GAMEDAY: The Ole BlemishBy Elliott Propes | 01/21/2016 9:41am
Alabama's loss to Ole Miss did not stop them from rising to the top. CW | Layton Dudley
Many who watched that championship game thought, “How in the world did this team lose to Ole Miss – the same team that lost to an AAC team (Memphis)?” Well, there were many factors that played into the loss, but there were three things in particular that sealed Alabama’s fate that September night.
The Ole Miss game was the third game of the season. After many key players graduated or left for the draft the year before, Alabama was still trying to figure out what kind of team it wanted to be in 2015. The coaches had still not chosen a quarterback, defensive backs were trying new positions under a new secondary coach, and with Amari Cooper gone, there was not a primary target for whichever quarterback was going to play.

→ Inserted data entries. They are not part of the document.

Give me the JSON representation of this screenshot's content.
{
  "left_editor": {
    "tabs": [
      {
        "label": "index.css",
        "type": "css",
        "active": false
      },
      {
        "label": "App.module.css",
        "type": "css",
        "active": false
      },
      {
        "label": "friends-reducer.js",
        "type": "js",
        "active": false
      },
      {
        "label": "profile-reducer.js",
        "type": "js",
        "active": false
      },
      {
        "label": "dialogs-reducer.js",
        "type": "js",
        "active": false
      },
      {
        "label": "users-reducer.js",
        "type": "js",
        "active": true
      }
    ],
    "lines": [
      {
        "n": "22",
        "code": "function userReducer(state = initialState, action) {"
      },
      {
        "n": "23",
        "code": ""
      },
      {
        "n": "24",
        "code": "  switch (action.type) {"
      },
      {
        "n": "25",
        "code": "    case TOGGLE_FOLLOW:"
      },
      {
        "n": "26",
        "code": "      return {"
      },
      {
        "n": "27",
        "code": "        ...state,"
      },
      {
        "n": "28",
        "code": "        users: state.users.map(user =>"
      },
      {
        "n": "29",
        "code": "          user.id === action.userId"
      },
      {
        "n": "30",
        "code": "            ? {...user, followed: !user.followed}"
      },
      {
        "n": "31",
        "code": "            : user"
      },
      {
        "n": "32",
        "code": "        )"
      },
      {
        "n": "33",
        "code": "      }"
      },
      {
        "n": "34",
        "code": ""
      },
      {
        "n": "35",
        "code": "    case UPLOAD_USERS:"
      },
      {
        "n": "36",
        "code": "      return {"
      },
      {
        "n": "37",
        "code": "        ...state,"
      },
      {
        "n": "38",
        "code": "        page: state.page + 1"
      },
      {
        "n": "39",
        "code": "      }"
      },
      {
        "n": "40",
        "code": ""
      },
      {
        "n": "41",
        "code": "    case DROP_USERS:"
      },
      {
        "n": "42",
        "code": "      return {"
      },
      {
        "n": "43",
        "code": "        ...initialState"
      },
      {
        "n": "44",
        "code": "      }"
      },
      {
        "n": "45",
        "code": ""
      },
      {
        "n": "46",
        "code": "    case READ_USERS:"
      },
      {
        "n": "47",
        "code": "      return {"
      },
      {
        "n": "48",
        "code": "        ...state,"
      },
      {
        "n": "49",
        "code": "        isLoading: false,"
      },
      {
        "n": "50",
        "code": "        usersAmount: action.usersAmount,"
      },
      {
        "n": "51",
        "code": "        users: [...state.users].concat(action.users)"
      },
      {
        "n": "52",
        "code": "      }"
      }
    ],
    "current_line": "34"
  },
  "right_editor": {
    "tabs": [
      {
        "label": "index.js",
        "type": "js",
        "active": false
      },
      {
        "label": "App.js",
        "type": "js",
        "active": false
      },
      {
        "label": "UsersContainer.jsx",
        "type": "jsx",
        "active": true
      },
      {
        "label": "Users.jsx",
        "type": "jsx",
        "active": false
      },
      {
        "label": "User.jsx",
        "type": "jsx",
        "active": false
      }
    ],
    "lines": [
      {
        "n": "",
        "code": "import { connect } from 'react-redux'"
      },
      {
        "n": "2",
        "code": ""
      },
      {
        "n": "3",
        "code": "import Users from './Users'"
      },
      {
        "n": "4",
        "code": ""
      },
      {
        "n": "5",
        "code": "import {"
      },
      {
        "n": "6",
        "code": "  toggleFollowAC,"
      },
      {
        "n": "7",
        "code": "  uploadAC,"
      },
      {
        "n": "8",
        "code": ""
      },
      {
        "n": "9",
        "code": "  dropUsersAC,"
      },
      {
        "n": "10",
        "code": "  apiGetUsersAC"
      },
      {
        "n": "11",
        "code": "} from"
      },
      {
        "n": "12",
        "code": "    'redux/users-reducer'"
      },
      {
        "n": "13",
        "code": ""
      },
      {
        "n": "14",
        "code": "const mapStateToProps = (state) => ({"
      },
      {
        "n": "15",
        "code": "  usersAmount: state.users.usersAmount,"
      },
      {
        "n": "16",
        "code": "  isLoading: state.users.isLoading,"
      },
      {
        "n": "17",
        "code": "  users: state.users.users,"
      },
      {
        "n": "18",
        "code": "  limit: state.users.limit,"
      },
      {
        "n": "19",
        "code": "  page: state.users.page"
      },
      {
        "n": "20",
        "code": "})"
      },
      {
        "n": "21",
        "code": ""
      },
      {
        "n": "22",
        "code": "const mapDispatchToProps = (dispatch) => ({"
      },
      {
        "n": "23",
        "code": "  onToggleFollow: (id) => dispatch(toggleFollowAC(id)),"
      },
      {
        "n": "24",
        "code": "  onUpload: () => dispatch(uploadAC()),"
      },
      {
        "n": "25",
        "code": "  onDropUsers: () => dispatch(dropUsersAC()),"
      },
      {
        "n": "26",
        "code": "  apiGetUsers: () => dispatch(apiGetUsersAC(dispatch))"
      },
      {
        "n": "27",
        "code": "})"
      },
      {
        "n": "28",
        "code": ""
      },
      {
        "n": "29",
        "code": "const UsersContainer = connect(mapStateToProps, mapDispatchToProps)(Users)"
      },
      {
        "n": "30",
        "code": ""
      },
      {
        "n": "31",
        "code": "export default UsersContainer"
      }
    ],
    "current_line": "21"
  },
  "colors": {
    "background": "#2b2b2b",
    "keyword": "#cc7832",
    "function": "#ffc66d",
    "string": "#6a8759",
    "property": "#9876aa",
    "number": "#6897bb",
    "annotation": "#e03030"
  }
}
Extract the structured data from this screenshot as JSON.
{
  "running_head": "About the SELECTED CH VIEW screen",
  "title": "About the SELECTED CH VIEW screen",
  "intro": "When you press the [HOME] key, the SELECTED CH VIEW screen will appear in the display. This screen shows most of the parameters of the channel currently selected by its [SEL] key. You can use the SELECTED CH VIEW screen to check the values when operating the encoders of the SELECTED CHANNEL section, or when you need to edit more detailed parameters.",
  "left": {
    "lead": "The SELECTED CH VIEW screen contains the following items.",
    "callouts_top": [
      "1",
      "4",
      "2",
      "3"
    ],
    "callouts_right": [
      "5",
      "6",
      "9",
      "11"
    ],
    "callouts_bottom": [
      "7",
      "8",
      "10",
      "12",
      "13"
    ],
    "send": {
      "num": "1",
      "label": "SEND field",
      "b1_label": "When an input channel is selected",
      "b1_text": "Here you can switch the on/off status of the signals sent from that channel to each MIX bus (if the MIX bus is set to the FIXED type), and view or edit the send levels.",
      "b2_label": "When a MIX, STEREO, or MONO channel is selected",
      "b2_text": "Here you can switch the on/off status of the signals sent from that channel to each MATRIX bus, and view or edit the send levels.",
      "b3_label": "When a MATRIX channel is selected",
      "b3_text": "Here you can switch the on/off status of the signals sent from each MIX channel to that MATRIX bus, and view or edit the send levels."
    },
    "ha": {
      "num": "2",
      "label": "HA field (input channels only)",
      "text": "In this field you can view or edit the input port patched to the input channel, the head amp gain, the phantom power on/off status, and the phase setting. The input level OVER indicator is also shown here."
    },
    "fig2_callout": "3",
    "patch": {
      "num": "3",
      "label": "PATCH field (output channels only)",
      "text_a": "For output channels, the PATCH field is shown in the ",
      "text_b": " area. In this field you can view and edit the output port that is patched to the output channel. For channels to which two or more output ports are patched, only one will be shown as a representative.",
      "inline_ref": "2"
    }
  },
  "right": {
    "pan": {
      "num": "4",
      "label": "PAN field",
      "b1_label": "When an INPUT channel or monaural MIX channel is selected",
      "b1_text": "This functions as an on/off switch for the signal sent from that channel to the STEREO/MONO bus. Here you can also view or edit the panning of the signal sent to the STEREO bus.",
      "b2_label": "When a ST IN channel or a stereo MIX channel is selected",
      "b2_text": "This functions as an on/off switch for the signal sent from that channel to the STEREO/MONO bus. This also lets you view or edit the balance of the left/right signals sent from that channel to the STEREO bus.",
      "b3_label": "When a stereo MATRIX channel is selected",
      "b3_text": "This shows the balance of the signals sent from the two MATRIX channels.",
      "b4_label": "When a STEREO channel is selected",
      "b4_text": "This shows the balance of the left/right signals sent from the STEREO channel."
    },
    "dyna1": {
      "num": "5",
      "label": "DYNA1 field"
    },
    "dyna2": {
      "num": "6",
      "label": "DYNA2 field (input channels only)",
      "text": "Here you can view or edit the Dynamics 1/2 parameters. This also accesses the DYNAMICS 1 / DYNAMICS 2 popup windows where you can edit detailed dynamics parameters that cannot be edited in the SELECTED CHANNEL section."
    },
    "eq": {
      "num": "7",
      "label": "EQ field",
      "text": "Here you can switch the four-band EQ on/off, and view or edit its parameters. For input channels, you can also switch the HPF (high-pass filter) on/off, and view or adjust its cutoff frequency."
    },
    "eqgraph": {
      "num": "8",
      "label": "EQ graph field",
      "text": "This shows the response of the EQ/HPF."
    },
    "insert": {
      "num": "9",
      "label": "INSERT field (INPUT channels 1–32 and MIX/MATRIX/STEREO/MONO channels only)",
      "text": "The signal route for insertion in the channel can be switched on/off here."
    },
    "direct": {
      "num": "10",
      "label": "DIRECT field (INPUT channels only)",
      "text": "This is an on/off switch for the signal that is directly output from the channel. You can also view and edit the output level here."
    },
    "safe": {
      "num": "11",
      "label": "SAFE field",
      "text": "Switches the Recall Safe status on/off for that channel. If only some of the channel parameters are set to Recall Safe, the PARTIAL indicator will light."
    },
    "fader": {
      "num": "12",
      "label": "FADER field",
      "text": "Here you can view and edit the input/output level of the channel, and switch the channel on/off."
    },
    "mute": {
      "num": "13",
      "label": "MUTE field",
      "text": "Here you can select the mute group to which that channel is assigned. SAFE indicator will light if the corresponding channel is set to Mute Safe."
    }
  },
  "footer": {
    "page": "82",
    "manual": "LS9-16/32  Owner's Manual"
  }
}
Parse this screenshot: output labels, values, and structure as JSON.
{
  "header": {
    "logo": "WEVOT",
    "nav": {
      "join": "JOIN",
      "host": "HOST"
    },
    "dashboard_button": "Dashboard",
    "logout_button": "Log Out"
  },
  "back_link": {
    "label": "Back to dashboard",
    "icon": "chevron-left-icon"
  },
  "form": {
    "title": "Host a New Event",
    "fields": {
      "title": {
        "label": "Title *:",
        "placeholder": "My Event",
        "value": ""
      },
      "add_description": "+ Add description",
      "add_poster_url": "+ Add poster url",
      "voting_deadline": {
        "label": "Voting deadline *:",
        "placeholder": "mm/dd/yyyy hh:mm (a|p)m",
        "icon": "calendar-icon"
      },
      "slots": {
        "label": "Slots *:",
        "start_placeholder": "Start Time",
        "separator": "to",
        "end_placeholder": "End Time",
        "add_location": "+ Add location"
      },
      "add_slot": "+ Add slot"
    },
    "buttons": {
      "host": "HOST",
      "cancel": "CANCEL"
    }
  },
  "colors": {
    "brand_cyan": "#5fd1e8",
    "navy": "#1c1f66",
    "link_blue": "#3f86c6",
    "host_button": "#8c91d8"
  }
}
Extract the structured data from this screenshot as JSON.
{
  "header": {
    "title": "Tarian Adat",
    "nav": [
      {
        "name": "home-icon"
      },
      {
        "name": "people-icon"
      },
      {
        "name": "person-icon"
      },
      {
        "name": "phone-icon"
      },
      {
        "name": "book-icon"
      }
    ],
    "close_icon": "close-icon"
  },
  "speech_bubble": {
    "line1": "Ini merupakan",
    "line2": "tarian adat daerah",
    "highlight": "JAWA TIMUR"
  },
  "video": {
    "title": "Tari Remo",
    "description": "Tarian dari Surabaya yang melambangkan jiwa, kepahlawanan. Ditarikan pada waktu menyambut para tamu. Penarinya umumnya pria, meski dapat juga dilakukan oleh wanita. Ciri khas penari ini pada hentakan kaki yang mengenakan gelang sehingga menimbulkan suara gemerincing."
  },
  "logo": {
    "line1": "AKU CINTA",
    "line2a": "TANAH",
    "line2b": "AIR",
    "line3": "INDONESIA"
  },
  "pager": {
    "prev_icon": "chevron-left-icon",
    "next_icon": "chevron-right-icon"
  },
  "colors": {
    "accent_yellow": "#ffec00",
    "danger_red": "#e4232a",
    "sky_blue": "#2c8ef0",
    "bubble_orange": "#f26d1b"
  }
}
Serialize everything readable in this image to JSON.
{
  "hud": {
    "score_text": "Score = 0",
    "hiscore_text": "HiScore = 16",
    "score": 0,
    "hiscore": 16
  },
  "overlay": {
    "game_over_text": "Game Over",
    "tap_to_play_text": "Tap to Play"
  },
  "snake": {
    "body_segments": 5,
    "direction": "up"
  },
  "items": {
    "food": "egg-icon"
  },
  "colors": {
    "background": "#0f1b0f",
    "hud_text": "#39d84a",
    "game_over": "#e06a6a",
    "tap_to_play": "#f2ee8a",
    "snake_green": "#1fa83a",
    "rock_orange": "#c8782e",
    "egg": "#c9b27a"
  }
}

After Jake Coker started the first two games and had a subpar performance, coach Nick Saban decided to start Cooper Bateman instead. Bateman didn’t play poorly, but after an interception, Coker came into the game. Down 17-3, Coker brought the team back and gave the Crimson Tide a chance to win, but it was too little, too late. After the game, Alabama had finally decided on Coker, and the team was behind him as well.
Turnovers are a key to every football game. Rarely does a team lose the turnover battle and win the game. Alabama not only lost the turnover battle, but it lost the battle 5-0. Ole Miss capitalized on the good field position as well, scoring 24 points off turnovers. The Alabama defense in turn had less time to recover from the previous drive and had to battle the tough field position. Coker threw four interceptions in the first four games, but just threw the same amount in the last ten games. In the last five games, he threw zero.
After the Memphis loss, everyone stopped caring about Chad Kelly, but the junior had a breakout season. Kelly, the nephew of pro football hall of famer Jim Kelly, transferred from a junior college and won the starting job out of camp. Kelly finished the season fourth in the nation for total quarterback rating with 87.0. He also led the SEC with 4,042 yards passing and 31 touchdowns. Kelly also rushed for 500 yards and 10 touchdowns, creating a total of 4,541 total yards, which is good for the third-most total yards in an SEC season since 1956. Only Johnny Manziel’s 2012 and 2013 seasons rank higher. Kelly was awarded second-team All-SEC. The point is he could play, and in this game he did.
Kelly dominated with 341 yards and three touchdowns passing while rushing for a fourth. He had an excellent game and took advantage of a week three secondary that had new faces and players in new positions. Kelly is the kind of dual-threat quarterback that plays well against the Alabama defense (e.g. Deshaun Watson’s 478 total yards and four touchdowns performance in the championship game).